There is another possibility, related to the Island healing Ben. It might be possible that the Island wants EVERYONE off the boat, so to speak, and Ben is the one person who could do all that. If Ben is healed independently of the Hostiles and he believes that Sayid is one of them, then he could harbor resentment toward the Hostiles, as well. Remember, now, that Ben takes all his orders from Jacob in the future, and he’s supposed to be the only one who can see Jacob. Jacob may be an extension of the Island – a manifestation of Cerberus, perhaps – that is trying to get Ben to just eradicate all the wild cards on the island.
At any rate, we shall soon see the fate of young Ben and how the writers choose to get all the survivors out of this fine mess. Personally, I can’t wait to see how they pull it off, and if it’s anything like we’ve discussed in here.
WAITAMINUTE, THERE’S ONE OTHER THING
Oh yeah, Ilana! So, who the hell is Ilana really working for? Is she secretly working for Ben, or does Charles Widmore pay her bills? Is she a free agent, working on her own to get back to the island for her own benefit? Perhaps she’s an Other, or a child of one of the Others that left the island with Widmore when he and Eloise Hawking went to the mainland.
Do any of you have some decent theories on this one?
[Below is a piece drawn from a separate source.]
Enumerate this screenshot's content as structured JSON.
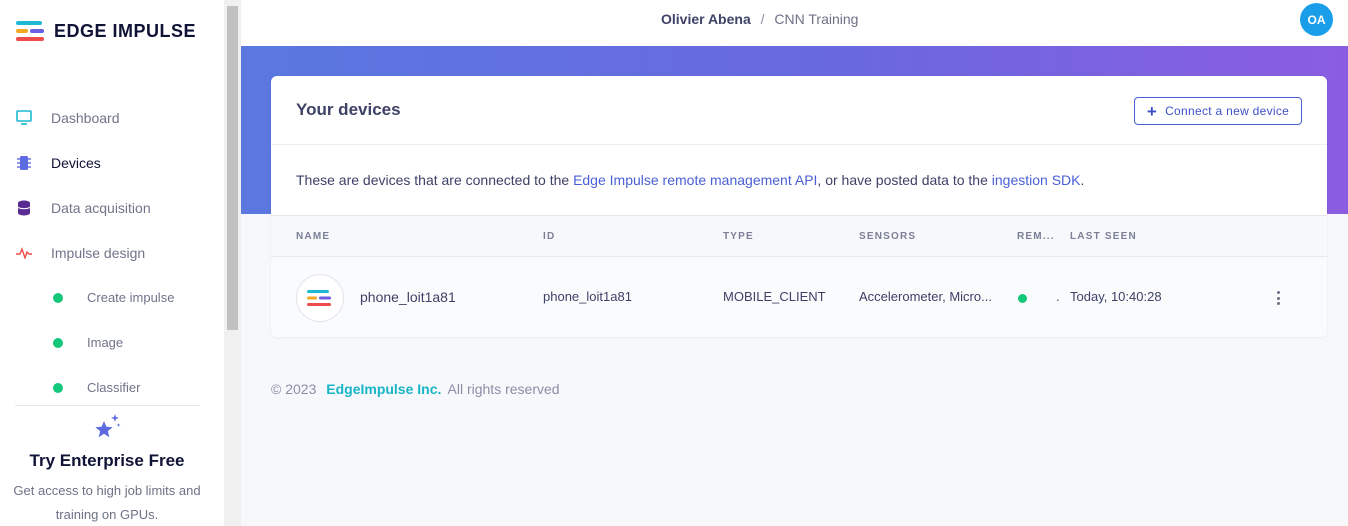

I’d love to hear them!
There’s far, far more that I could cover – but isn’t there always, though? I really want to talk a bit about the possibility of Jacob being an interdimensional traveler, or the future self of one of the survivors, and I’ve never really gotten into how quantum phase states work and how that relates to Christian Shephard and a few of the other “ghosts” haunting the island. All in due time, I suppose. Next week’s episode seems like a bit of a filler from the previews, just gearing things up to go sliding headfirst into the finale, so maybe we’ll have some extra time to go over some of those things. In the meantime, however, keep thinking those thoughts, and if you have an epiphany, tell me something good.
Chris Kirkman is a graphic designer/photographer/journalist/geek extraordinaire with way too many Bruce Campbell movies in his library. Michael Emerson, Lost’s Benjamin Linus, called Kirkman’s recaps “one of the smartest articles I’ve ever read about what goes on on our show.” Kirkman is still hoping that Lost will end when Bob Newhart wakes up next to Suzanne Pleshette, complaining of a strange, strange dream. You can contact him at firstname.lastname@example.org.